WION Web Team New Delhi, Delhi, India
Mar 15, 2019, 10.42 AM
There's a lot left to interpretation in Ritesh Batra's new film 'Photograph'. Having traveled to various international film festival including Berlin Film Festival and Sundance, Batra's film featuring Nawazuddin Siddiqui and Sanya Malhotra is a love story of an uncanny pair.
They belong to different worlds. He lives in a shanty with four other men where the walls are made of tin plates and one lone rickety fan barely gives them any respite in humid weather. She lives in a spacious flat in an upscale apartment complex where she has her own room. He is a street photographer, capturing memories for tourist at the gateway to India. She is a CA topper. But when they cross paths they leave a lasting impression.
She can't recognise the person he makes her look in the photograph and thus is searching for him. He has to present a girl in front of the grandmother as his fiance and she seems to fit right in. And while at first the idea sounds ridiculous, she eventually agrees on the condition of getting more photographs clicked. He just needs to show his grandmother his fiance so that she stops asking him to get married. And as they pose like a couple in front of his dadi the two develop a unique bond
Shot extensively in Mumbai, the story is inherently Indian. The lead protagonists- Rafiq and Miloni- are governed by their respective families. That's perhaps the only commonality between the two. Having two formidable actors playing the leads has its advantage as the director lets both Siddiqui and Malhotra emote through their eyes and expressions. The conversations are few and lot is said through discreet glances and silences.

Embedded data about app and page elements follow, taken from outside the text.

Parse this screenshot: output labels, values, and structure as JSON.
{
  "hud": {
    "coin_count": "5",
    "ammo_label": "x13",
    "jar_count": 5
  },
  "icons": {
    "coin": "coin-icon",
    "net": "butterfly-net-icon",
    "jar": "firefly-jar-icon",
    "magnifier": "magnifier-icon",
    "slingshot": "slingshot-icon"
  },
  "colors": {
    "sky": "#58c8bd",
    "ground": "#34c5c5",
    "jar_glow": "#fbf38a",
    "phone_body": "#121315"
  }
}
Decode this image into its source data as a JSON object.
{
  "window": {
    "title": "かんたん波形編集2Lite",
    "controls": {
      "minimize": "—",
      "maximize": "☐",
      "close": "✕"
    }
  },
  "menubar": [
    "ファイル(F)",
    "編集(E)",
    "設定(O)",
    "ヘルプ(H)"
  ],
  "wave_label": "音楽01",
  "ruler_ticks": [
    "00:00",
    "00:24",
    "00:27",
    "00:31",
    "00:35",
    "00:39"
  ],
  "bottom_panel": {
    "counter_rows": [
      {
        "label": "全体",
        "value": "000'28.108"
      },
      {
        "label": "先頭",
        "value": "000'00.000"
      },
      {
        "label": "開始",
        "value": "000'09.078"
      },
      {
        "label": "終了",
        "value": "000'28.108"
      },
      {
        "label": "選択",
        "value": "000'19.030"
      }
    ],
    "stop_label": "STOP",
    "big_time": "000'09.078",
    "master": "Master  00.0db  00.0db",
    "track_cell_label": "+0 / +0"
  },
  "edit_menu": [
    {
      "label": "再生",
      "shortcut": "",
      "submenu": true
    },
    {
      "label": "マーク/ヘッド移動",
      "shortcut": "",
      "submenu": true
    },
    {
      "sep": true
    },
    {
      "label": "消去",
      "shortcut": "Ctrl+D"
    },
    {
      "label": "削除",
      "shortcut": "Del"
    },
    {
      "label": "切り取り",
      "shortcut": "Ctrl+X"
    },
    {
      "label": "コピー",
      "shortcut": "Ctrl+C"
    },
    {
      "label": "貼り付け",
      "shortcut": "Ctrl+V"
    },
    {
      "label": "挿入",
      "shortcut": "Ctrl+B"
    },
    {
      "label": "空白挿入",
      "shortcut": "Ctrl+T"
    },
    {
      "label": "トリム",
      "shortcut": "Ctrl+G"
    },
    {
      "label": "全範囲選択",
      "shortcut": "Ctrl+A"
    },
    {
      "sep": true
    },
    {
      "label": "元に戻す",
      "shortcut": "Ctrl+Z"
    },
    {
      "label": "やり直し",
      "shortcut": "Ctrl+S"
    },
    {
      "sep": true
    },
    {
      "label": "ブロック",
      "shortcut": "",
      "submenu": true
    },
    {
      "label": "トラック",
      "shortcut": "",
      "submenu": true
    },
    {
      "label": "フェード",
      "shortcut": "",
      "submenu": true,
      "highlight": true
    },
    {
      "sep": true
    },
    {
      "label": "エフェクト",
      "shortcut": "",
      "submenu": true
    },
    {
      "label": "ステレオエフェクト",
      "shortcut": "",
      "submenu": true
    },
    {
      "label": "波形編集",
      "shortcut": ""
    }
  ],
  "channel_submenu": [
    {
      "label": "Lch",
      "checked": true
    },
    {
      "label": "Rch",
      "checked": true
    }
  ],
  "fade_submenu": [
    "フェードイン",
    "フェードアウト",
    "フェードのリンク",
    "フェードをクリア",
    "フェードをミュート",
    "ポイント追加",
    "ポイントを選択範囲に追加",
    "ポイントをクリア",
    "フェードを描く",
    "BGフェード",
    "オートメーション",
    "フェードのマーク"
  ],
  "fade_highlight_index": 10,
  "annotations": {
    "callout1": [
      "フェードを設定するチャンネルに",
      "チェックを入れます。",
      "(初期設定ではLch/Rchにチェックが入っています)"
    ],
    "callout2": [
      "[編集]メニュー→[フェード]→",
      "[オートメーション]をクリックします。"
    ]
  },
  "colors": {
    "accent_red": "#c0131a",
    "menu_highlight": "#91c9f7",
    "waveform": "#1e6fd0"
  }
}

Batra, in fact, has got his casting on point. Be it the lead pair or the grandmother played by Farrukh Jafar or Miloni's maid played by Geetanjali Kulkarni- all look very convincing in their respective characters. Malhotra is particularly impressive as Miloni, the class topper who is not quite happy being the star in the family. She is reserved and awkward yet goes along with Rafiq's plan of posing as Noorie, his fiance and even cooks up a back story for herself as she meets Dadi for the first time.
Batra, who also serves as the screenplay writer, doesn't give Miloni a back-story or any explanation on why she is so detached from her family and yet Malhotra shines in her own, in her own accord as the awkward topper who has so much going for her and yet yearns to be somewhere else. Unfortunately, Siddiqui's Rafiq is not as impressive even though he has a formidable back story on why he is willing to stay single all along. Perhaps a poorly written character sketch, Siddiqui's performance is half convincing, unlike Malhotra who shines in her part.
The film, though set in the present day, seems to be part of 90s Mumbai where the concept of selfies and Instagram did not exist. The director also uses old Hindi songs in the narrative, just like the way he had used 'Saajan' title track in his previous film 'The Lunchbox'. In Batra's cinema, Mumbai is not so rushed or busy or indifferent- here the local taxi wala is as concerned about Rafiq's grandmother as Miloni and here the economic and cultural difference between Rafiq and Miloni is never a point of concern.
In the end, the film leaves a lot of questions unanswered or open for interpretation. No explanation is given as why Miloni is so reserved and aloof about her surrounding, why is she always yearning to be somewhere else? The narrative lacks coherence at several moments which ultimately hampers the movie. Much is left to the audience to understand and assume on their own.
Ritesh Batra's 'Photograph' has its moments which may put a smile on your face just like Miloni's occasional smile for Rafiq's camera but ultimately remains underdeveloped film.
Having traveled to various international film festival including Berlin Film Festival and Sundance, Batra's film featuring Nawazuddin Siddiqui and Sanya Malhotra is a love story of an uncanny pair.